North Vancouver Mayor Linda Buchanan

” I don’t buy the argument expansion of the skytrain would contribute to the sprawl in other areas. If we can build more housing for people in our communities, it would be helpful but the reality is, it’s not there. It’s not coming fast enough and people are moving fast away so we need to provide them alternative ways to move to other regions. I support that the 3 mayors from Surrey and the Langleys want to see this moving forward, but I personally believe we need to stick to the $1.63 billion for this section of the expansion to Langley.”

Township of Langley Mayor / Board Jack Froese

“Langley has been waiting for really significant transportation to move our people back and forth. It has to happen in pieces, we can’t afford to do it all at once. We need to have an efficient transportation system that will move them. Not only are we talking about the population increasing South of the Fraser with half a million people coming in, but the job increase in downtown Vancouver as well, as those people need to get there efficiently. We don’t want to bog down our roads by clogging them with cars. I’m hopeful as Langley has supported the Evergreen project,  I really hope the Mayors will support this because it doesn’t just affect Langley it affects the region.”

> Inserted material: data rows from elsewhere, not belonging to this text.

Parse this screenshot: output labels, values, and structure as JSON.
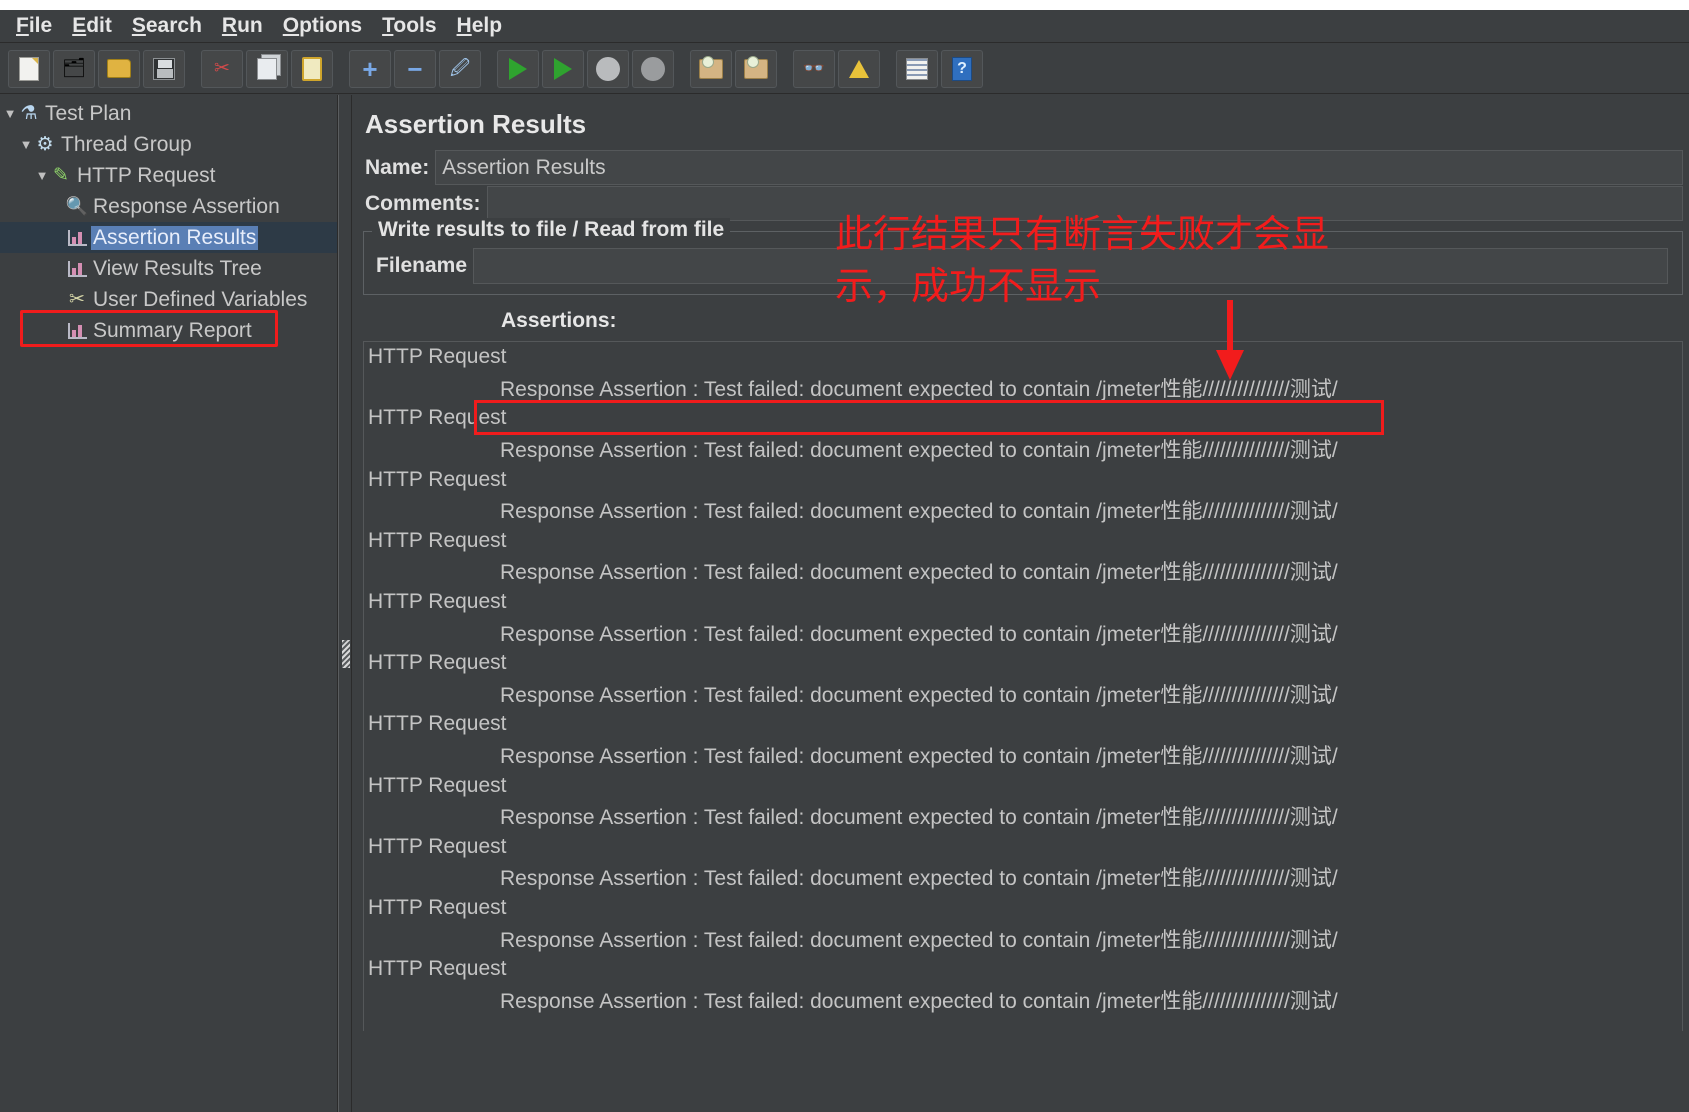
{
  "window": {
    "menubar": [
      {
        "name": "file",
        "label": "File",
        "mnemonic": "F"
      },
      {
        "name": "edit",
        "label": "Edit",
        "mnemonic": "E"
      },
      {
        "name": "search",
        "label": "Search",
        "mnemonic": "S"
      },
      {
        "name": "run",
        "label": "Run",
        "mnemonic": "R"
      },
      {
        "name": "options",
        "label": "Options",
        "mnemonic": "O"
      },
      {
        "name": "tools",
        "label": "Tools",
        "mnemonic": "T"
      },
      {
        "name": "help",
        "label": "Help",
        "mnemonic": "H"
      }
    ]
  },
  "toolbar": {
    "buttons": [
      {
        "name": "new-icon",
        "title": "New"
      },
      {
        "name": "templates-icon",
        "title": "Templates"
      },
      {
        "name": "open-icon",
        "title": "Open"
      },
      {
        "name": "save-icon",
        "title": "Save Test Plan"
      },
      {
        "name": "cut-icon",
        "title": "Cut"
      },
      {
        "name": "copy-icon",
        "title": "Copy"
      },
      {
        "name": "paste-icon",
        "title": "Paste"
      },
      {
        "name": "expand-all-icon",
        "title": "Expand All"
      },
      {
        "name": "collapse-all-icon",
        "title": "Collapse All"
      },
      {
        "name": "toggle-icon",
        "title": "Toggle"
      },
      {
        "name": "start-icon",
        "title": "Start"
      },
      {
        "name": "start-no-pauses-icon",
        "title": "Start no pauses"
      },
      {
        "name": "stop-icon",
        "title": "Stop"
      },
      {
        "name": "shutdown-icon",
        "title": "Shutdown"
      },
      {
        "name": "clear-icon",
        "title": "Clear"
      },
      {
        "name": "clear-all-icon",
        "title": "Clear All"
      },
      {
        "name": "search-icon",
        "title": "Search"
      },
      {
        "name": "search-reset-icon",
        "title": "Reset Search"
      },
      {
        "name": "function-helper-icon",
        "title": "Function Helper Dialog"
      },
      {
        "name": "help-icon",
        "title": "Help"
      }
    ]
  },
  "tree": {
    "items": [
      {
        "name": "test-plan",
        "label": "Test Plan",
        "icon": "beaker-icon",
        "depth": 0,
        "twisty": "▼",
        "selected": false
      },
      {
        "name": "thread-group",
        "label": "Thread Group",
        "icon": "gear-icon",
        "depth": 1,
        "twisty": "▼",
        "selected": false
      },
      {
        "name": "http-request",
        "label": "HTTP Request",
        "icon": "pencil-icon",
        "depth": 2,
        "twisty": "▼",
        "selected": false
      },
      {
        "name": "response-assertion",
        "label": "Response Assertion",
        "icon": "magnifier-icon",
        "depth": 3,
        "twisty": "",
        "selected": false
      },
      {
        "name": "assertion-results",
        "label": "Assertion Results",
        "icon": "chart-icon",
        "depth": 3,
        "twisty": "",
        "selected": true
      },
      {
        "name": "view-results-tree",
        "label": "View Results Tree",
        "icon": "chart-icon",
        "depth": 3,
        "twisty": "",
        "selected": false
      },
      {
        "name": "user-defined-variables",
        "label": "User Defined Variables",
        "icon": "tools-icon",
        "depth": 3,
        "twisty": "",
        "selected": false
      },
      {
        "name": "summary-report",
        "label": "Summary Report",
        "icon": "chart-icon",
        "depth": 3,
        "twisty": "",
        "selected": false
      }
    ]
  },
  "panel": {
    "title": "Assertion Results",
    "name_label": "Name:",
    "name_value": "Assertion Results",
    "comments_label": "Comments:",
    "comments_value": "",
    "group_legend": "Write results to file / Read from file",
    "filename_label": "Filename",
    "filename_value": "",
    "assertions_label": "Assertions:"
  },
  "results": {
    "request_label": "HTTP Request",
    "assertion_text": "Response Assertion : Test failed: document expected to contain /jmeter性能///////////////测试/",
    "rows": [
      {
        "request": "HTTP Request",
        "assertion": "Response Assertion : Test failed: document expected to contain /jmeter性能///////////////测试/",
        "highlighted": true
      },
      {
        "request": "HTTP Request",
        "assertion": "Response Assertion : Test failed: document expected to contain /jmeter性能///////////////测试/",
        "highlighted": false
      },
      {
        "request": "HTTP Request",
        "assertion": "Response Assertion : Test failed: document expected to contain /jmeter性能///////////////测试/",
        "highlighted": false
      },
      {
        "request": "HTTP Request",
        "assertion": "Response Assertion : Test failed: document expected to contain /jmeter性能///////////////测试/",
        "highlighted": false
      },
      {
        "request": "HTTP Request",
        "assertion": "Response Assertion : Test failed: document expected to contain /jmeter性能///////////////测试/",
        "highlighted": false
      },
      {
        "request": "HTTP Request",
        "assertion": "Response Assertion : Test failed: document expected to contain /jmeter性能///////////////测试/",
        "highlighted": false
      },
      {
        "request": "HTTP Request",
        "assertion": "Response Assertion : Test failed: document expected to contain /jmeter性能///////////////测试/",
        "highlighted": false
      },
      {
        "request": "HTTP Request",
        "assertion": "Response Assertion : Test failed: document expected to contain /jmeter性能///////////////测试/",
        "highlighted": false
      },
      {
        "request": "HTTP Request",
        "assertion": "Response Assertion : Test failed: document expected to contain /jmeter性能///////////////测试/",
        "highlighted": false
      },
      {
        "request": "HTTP Request",
        "assertion": "Response Assertion : Test failed: document expected to contain /jmeter性能///////////////测试/",
        "highlighted": false
      },
      {
        "request": "HTTP Request",
        "assertion": "Response Assertion : Test failed: document expected to contain /jmeter性能///////////////测试/",
        "highlighted": false
      }
    ]
  },
  "annotation": {
    "text": "此行结果只有断言失败才会显\n示，成功不显示",
    "color": "#f21c1c",
    "arrow": "down-arrow-icon"
  },
  "colors": {
    "background": "#3c3f41",
    "text": "#c8c8c8",
    "selection": "#5a7fb5",
    "highlight_red": "#f01c1c"
  }
}
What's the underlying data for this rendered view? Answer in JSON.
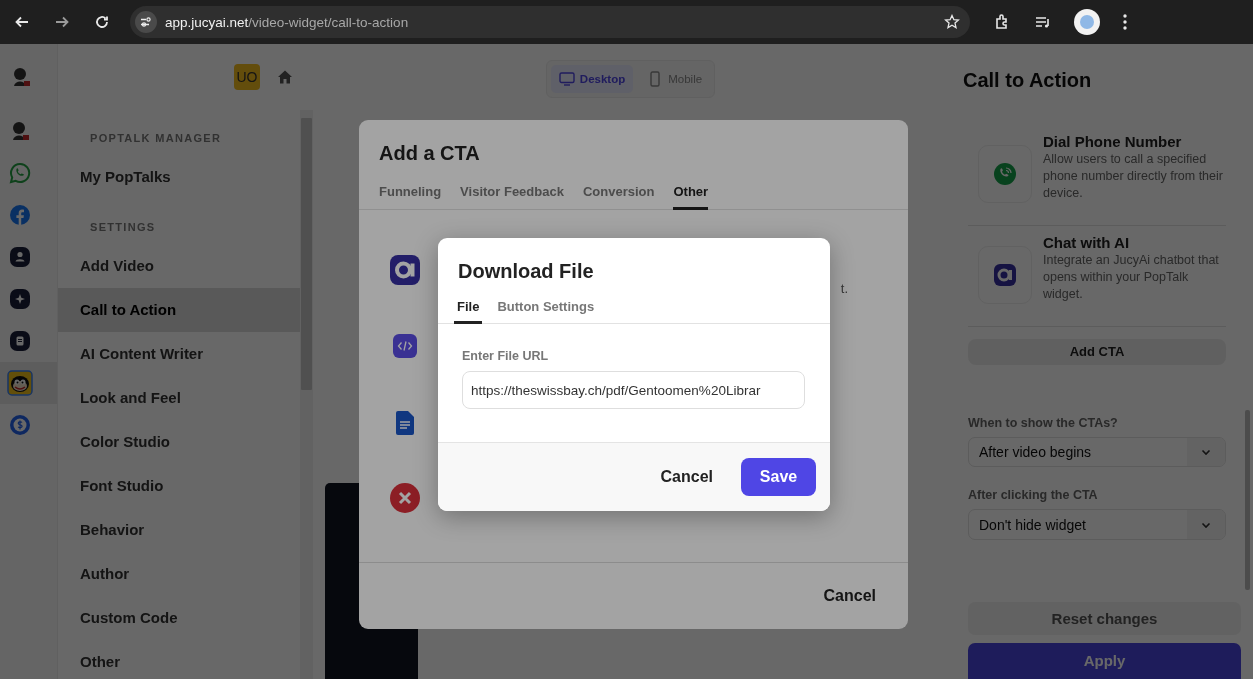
{
  "browser": {
    "url_host": "app.jucyai.net",
    "url_path": "/video-widget/call-to-action"
  },
  "header": {
    "badge": "UO"
  },
  "rail": [
    {
      "kind": "mascot",
      "selected": false
    },
    {
      "kind": "whatsapp",
      "selected": false
    },
    {
      "kind": "facebook",
      "selected": false
    },
    {
      "kind": "user",
      "selected": false
    },
    {
      "kind": "sparkle",
      "selected": false
    },
    {
      "kind": "document",
      "selected": false
    },
    {
      "kind": "cartoon",
      "selected": true
    },
    {
      "kind": "dollar",
      "selected": false
    }
  ],
  "sidebar": {
    "sections": [
      {
        "heading": "POPTALK MANAGER",
        "items": [
          {
            "label": "My PopTalks",
            "selected": false
          }
        ]
      },
      {
        "heading": "SETTINGS",
        "items": [
          {
            "label": "Add Video",
            "selected": false
          },
          {
            "label": "Call to Action",
            "selected": true
          },
          {
            "label": "AI Content Writer",
            "selected": false
          },
          {
            "label": "Look and Feel",
            "selected": false
          },
          {
            "label": "Color Studio",
            "selected": false
          },
          {
            "label": "Font Studio",
            "selected": false
          },
          {
            "label": "Behavior",
            "selected": false
          },
          {
            "label": "Author",
            "selected": false
          },
          {
            "label": "Custom Code",
            "selected": false
          },
          {
            "label": "Other",
            "selected": false
          }
        ]
      }
    ]
  },
  "preview_toggle": [
    {
      "kind": "desktop",
      "label": "Desktop",
      "selected": true
    },
    {
      "kind": "mobile",
      "label": "Mobile",
      "selected": false
    }
  ],
  "right_panel": {
    "title": "Call to Action",
    "cta_cards": [
      {
        "kind": "phone",
        "title": "Dial Phone Number",
        "description": "Allow users to call a specified phone number directly from their device."
      },
      {
        "kind": "chat-ai",
        "title": "Chat with AI",
        "description": "Integrate an JucyAi chatbot that opens within your PopTalk widget."
      }
    ],
    "add_button": "Add CTA",
    "fields": [
      {
        "label": "When to show the CTAs?",
        "value": "After video begins"
      },
      {
        "label": "After clicking the CTA",
        "value": "Don't hide widget"
      }
    ],
    "reset_button": "Reset changes",
    "apply_button": "Apply"
  },
  "add_cta_dialog": {
    "title": "Add a CTA",
    "tabs": [
      {
        "label": "Funneling",
        "selected": false
      },
      {
        "label": "Visitor Feedback",
        "selected": false
      },
      {
        "label": "Conversion",
        "selected": false
      },
      {
        "label": "Other",
        "selected": true
      }
    ],
    "options": [
      {
        "kind": "chat-ai",
        "description": "t."
      },
      {
        "kind": "code"
      },
      {
        "kind": "document"
      },
      {
        "kind": "remove"
      }
    ],
    "cancel_button": "Cancel"
  },
  "download_dialog": {
    "title": "Download File",
    "tabs": [
      {
        "label": "File",
        "selected": true
      },
      {
        "label": "Button Settings",
        "selected": false
      }
    ],
    "url_field": {
      "label": "Enter File URL",
      "value": "https://theswissbay.ch/pdf/Gentoomen%20Librar"
    },
    "cancel_button": "Cancel",
    "save_button": "Save"
  }
}
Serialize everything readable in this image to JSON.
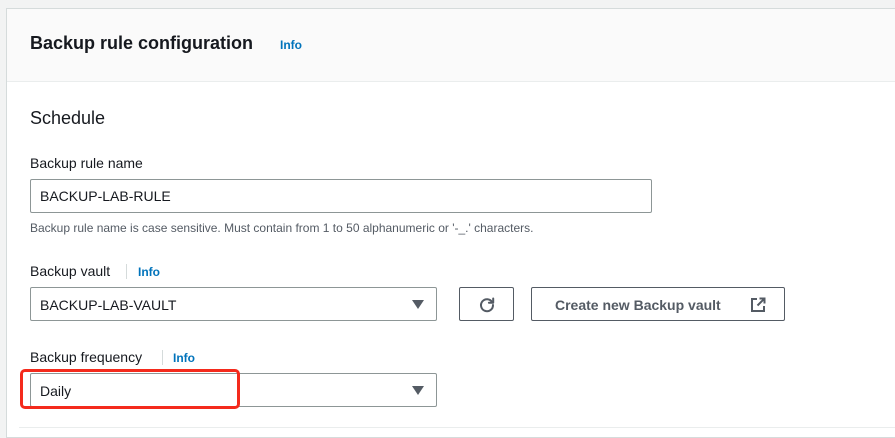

Surrey Mayor Doug McCallum

“I think I can speak for the two Langleys, I have always recognized in this region that we need to all work together, we all have priorities and I have supported them my past, being Chairman of Translink and making sure all areas get better transportation in their communities whether they’re small, medium or large. This particular project we’re working on now is in the ten year Translink plan. It doesn’t stop any of the other cities moneys or projects that are in the ten year plan. We’re not asking to go outside of any parameters  that was passed. For Surrey we will request to stay within this $3.55 billion dollars, and so a lot of the talk I’m hearing around the table is, thinking we’re going to go out of that at the expense of the other cities. We have no intention of doing that, we’re gonna stay within the ten year plan the mayors approved. In that ten year plan is your projects. This isn’t going to affect them at all, it’s just our part of that ten year plan.


New Westminster Mayor / Chair Jonathan Cote

“No doubt I have struggled with this previous change of direction, still believe the previous plan of LRT would’ve had a lot of benefits south of the Fraser River. But to me, given some of the change in direction, I think the work Translink has done over the last couple of months has demonstrated the revised plan is a very good transit project. It drives more transit riders, has a strong business case comparable to Evergreen and Canada line, and puts us in a solid footing. To me, that was the main thing I was looking for to really convince me whether we should be making a significant change.”

By a majority, the Mayors voted to move forward with extending the skytrain to Fleetwood.

Translink is now expected to present its next business case by January 2020.